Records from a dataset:
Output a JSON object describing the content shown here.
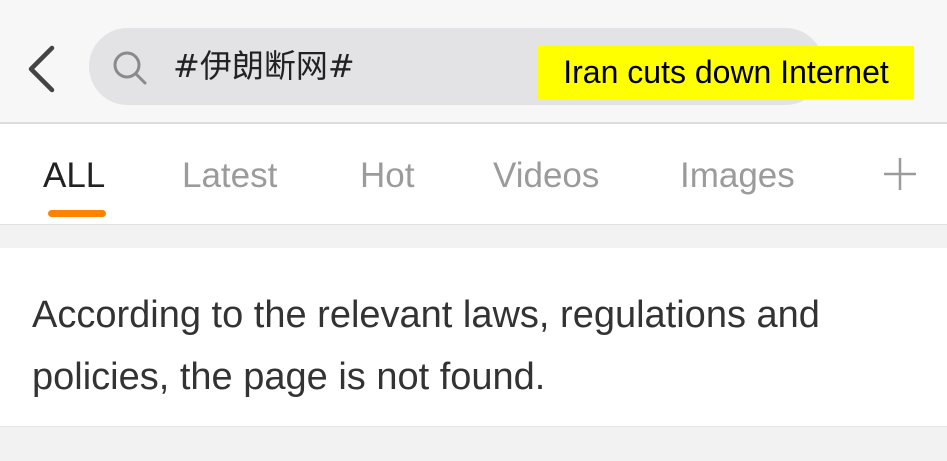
{
  "header": {
    "back_icon": "chevron-left-icon",
    "search_icon": "search-icon",
    "search_query": "#伊朗断网#",
    "annotation": "Iran cuts down Internet"
  },
  "tabs": [
    {
      "label": "ALL",
      "active": true
    },
    {
      "label": "Latest",
      "active": false
    },
    {
      "label": "Hot",
      "active": false
    },
    {
      "label": "Videos",
      "active": false
    },
    {
      "label": "Images",
      "active": false
    }
  ],
  "add_tab_icon": "plus-icon",
  "message": "According to the relevant laws, regulations and policies, the page is not found.",
  "colors": {
    "accent": "#ff8200",
    "annotation_bg": "#ffff00",
    "inactive_tab": "#9b9b9b"
  }
}
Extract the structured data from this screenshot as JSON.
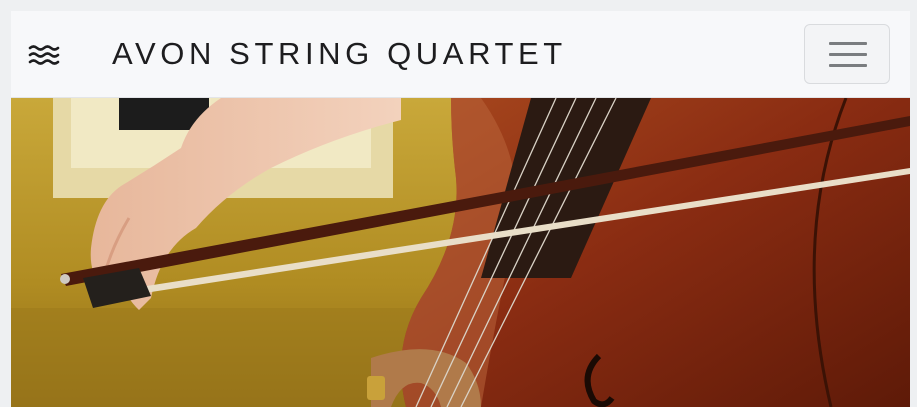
{
  "navbar": {
    "brand_icon": "waves-icon",
    "brand_title": "AVON STRING QUARTET",
    "toggler_icon": "hamburger-menu-icon"
  },
  "hero": {
    "image_subject": "cello-bow-photo"
  },
  "colors": {
    "navbar_bg": "#f7f8fa",
    "brand_text": "#1d1d1f",
    "cello_wood": "#8a2c12",
    "wall": "#b89a2c"
  }
}
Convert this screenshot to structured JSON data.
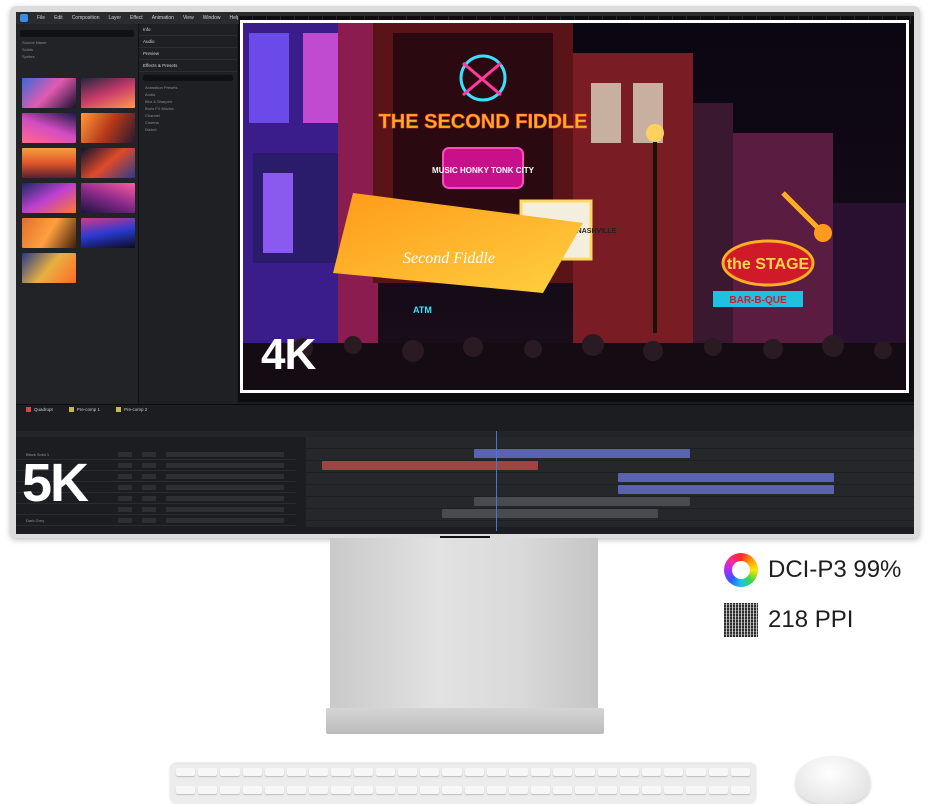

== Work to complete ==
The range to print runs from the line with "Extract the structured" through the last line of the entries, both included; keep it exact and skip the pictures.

== Answer ==
Extract the structured data from this screenshot as JSON.
{
  "navbar": {
    "brand_icon": "waves-icon",
    "brand_title": "AVON STRING QUARTET",
    "toggler_icon": "hamburger-menu-icon"
  },
  "hero": {
    "image_subject": "cello-bow-photo"
  },
  "colors": {
    "navbar_bg": "#f7f8fa",
    "brand_text": "#1d1d1f",
    "cello_wood": "#8a2c12",
    "wall": "#b89a2c"
  }
}
Convert this screenshot to structured JSON data.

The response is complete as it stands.